* **Supplied material**:
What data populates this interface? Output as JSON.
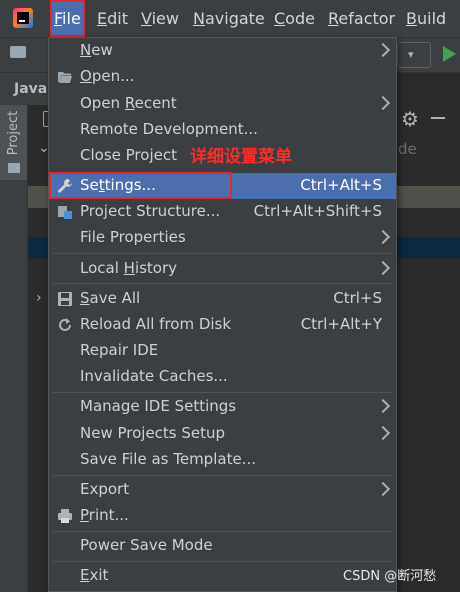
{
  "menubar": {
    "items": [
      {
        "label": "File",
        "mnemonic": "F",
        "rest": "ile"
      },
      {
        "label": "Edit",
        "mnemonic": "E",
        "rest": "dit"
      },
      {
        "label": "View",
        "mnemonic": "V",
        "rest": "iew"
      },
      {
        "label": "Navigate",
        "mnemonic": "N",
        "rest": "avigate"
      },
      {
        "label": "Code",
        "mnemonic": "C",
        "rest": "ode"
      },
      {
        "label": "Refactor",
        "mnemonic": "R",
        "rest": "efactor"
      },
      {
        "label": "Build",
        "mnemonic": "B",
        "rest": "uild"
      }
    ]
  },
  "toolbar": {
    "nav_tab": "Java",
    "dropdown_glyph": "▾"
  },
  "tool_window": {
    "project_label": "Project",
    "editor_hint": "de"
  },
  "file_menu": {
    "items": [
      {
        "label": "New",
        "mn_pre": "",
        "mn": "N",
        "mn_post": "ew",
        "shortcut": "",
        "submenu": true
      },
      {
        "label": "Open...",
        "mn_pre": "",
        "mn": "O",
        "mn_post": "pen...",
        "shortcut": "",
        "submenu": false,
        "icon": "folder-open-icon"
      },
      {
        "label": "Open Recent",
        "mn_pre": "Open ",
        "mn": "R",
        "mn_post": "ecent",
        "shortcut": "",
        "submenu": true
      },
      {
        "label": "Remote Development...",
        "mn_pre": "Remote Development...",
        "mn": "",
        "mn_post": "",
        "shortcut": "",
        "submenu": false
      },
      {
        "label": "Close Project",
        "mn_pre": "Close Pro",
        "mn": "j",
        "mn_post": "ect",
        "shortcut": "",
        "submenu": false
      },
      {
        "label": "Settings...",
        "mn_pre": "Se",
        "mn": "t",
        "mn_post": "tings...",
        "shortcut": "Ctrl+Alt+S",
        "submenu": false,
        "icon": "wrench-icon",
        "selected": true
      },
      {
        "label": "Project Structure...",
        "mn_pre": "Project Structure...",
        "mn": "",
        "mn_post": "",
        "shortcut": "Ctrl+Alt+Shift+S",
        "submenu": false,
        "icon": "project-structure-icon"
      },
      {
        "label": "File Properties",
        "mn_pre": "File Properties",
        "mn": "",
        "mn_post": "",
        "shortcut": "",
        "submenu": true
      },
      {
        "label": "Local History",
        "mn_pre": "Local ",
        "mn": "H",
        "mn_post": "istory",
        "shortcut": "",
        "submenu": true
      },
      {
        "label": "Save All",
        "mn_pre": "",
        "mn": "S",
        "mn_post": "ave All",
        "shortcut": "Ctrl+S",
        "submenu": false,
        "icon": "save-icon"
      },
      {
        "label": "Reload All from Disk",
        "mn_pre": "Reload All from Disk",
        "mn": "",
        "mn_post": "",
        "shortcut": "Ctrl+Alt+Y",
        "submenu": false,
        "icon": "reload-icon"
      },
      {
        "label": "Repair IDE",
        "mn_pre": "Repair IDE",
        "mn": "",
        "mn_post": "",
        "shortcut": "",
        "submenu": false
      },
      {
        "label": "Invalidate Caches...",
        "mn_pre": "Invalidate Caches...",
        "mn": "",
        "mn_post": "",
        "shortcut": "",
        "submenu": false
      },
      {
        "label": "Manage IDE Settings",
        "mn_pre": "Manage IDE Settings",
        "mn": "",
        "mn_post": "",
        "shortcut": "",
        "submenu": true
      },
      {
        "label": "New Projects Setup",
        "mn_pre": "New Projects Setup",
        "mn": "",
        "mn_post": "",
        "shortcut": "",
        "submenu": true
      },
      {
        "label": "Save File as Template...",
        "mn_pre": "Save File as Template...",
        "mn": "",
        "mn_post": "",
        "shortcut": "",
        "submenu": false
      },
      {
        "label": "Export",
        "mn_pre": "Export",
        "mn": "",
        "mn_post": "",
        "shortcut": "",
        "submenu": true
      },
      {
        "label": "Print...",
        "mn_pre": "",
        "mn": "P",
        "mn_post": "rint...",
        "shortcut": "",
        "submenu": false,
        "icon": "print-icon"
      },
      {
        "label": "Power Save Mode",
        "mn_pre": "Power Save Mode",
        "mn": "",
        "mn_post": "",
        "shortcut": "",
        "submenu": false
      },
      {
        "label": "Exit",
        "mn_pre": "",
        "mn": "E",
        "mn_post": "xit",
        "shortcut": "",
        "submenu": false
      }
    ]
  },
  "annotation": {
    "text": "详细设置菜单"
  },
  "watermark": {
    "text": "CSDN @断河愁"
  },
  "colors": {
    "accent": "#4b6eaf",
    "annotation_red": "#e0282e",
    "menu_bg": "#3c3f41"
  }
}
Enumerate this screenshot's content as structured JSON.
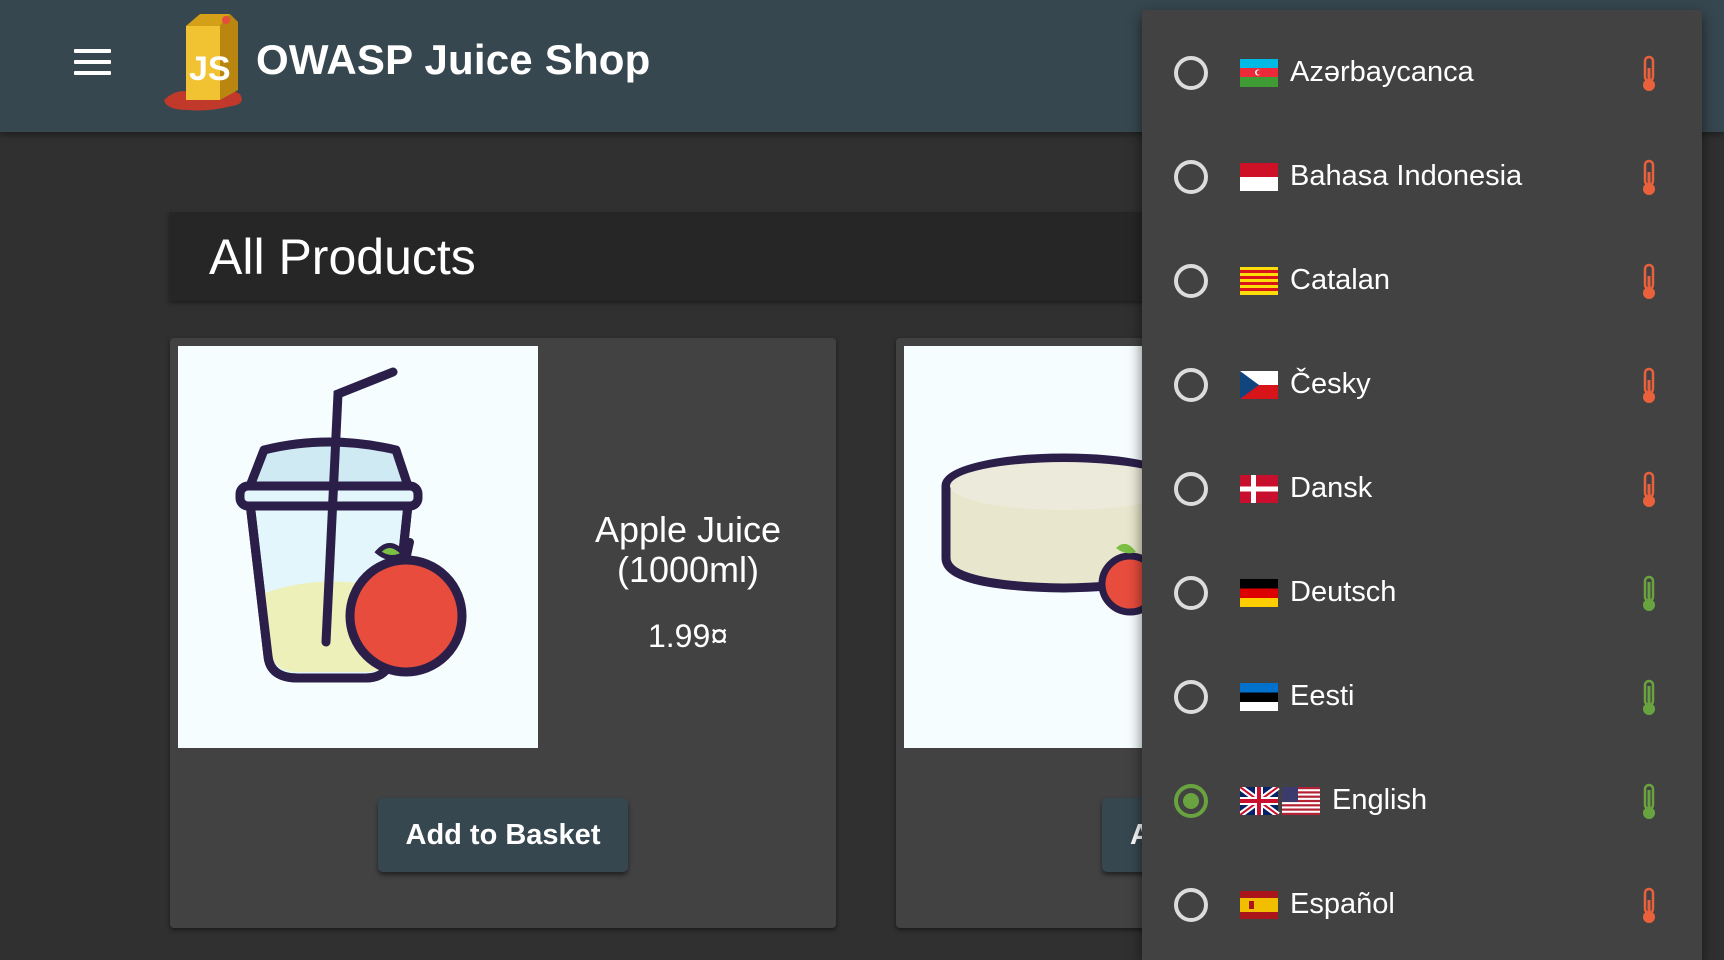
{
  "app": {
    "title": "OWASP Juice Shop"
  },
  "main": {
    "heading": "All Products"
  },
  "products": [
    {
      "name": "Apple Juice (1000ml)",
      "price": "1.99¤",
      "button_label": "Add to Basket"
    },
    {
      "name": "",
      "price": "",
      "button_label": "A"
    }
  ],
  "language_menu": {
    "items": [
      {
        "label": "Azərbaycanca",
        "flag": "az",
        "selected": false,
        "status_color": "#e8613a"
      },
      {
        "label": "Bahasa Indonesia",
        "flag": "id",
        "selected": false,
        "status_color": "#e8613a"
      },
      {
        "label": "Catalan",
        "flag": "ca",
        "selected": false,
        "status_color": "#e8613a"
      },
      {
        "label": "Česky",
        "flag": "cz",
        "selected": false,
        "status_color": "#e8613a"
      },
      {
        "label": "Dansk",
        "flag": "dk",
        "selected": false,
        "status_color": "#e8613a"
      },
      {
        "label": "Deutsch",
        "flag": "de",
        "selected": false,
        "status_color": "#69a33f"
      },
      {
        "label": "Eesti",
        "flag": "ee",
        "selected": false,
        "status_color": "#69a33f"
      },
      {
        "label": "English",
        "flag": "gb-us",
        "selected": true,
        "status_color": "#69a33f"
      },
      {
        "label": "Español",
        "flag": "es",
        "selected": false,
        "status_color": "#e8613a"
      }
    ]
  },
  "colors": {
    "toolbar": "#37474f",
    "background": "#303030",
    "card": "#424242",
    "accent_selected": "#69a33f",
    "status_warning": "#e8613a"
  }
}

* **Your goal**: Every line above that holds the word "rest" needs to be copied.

* **Solution**:
        "rest": "ile"
        "rest": "dit"
        "rest": "iew"
        "rest": "avigate"
        "rest": "ode"
        "rest": "efactor"
        "rest": "uild"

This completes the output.